= Problem to work on =
Count the lines below that contain "screenshot". Give only the number.

= Available records =
○ ○ ○ ○

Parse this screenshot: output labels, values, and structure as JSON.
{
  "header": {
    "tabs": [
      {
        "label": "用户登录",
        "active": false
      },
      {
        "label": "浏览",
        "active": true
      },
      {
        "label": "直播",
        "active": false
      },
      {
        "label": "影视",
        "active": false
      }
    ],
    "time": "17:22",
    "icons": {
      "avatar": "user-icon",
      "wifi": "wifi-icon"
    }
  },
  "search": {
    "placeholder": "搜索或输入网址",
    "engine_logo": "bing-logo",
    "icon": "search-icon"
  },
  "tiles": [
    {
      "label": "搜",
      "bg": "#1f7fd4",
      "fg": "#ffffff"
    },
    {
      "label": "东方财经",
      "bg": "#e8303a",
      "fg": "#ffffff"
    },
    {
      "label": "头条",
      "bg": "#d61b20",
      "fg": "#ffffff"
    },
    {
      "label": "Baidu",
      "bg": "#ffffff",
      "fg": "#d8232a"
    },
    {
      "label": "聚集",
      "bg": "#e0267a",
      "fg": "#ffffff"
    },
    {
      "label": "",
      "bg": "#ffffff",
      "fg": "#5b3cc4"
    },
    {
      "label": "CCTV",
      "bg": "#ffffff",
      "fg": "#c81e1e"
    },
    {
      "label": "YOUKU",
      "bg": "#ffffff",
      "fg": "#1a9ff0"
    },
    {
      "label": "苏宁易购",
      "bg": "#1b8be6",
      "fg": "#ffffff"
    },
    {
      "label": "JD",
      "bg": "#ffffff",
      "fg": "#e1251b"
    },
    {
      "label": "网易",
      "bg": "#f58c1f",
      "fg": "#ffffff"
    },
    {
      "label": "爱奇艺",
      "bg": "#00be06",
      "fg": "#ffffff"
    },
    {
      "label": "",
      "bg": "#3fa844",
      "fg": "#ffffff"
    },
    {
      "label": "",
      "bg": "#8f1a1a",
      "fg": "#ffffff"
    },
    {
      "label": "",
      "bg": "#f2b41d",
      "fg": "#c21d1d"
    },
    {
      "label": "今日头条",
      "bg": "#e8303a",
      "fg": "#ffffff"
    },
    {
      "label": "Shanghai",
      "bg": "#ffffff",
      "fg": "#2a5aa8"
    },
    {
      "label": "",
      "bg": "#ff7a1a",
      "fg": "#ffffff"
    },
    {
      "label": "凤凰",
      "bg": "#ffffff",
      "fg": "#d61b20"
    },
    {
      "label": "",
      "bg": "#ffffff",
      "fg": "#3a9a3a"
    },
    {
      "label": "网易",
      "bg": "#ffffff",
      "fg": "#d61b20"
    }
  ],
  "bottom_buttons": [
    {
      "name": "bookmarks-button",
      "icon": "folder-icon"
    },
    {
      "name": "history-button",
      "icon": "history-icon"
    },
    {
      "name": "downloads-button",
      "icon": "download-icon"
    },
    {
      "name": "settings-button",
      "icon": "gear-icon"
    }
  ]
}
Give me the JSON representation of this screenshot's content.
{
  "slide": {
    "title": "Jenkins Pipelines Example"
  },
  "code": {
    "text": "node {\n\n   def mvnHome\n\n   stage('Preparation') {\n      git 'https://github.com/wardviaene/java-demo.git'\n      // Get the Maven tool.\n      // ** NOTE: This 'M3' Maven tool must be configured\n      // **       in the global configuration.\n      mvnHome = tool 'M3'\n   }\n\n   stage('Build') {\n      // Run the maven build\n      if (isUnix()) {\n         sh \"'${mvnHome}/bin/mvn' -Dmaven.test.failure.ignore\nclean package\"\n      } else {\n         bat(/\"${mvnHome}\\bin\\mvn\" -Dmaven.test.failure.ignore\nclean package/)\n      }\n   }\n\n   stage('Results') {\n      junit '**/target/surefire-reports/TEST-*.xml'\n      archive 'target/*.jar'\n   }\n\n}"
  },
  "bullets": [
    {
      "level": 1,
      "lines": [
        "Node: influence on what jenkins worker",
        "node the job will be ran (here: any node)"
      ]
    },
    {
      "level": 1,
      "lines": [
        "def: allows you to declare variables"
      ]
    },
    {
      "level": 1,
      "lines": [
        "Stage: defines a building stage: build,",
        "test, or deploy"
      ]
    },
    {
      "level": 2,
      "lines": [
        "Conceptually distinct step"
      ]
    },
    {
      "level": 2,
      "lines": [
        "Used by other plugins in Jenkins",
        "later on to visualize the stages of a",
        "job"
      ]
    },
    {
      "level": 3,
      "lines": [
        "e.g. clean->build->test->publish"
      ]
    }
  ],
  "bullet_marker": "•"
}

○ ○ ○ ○

= Solution for this problem =
2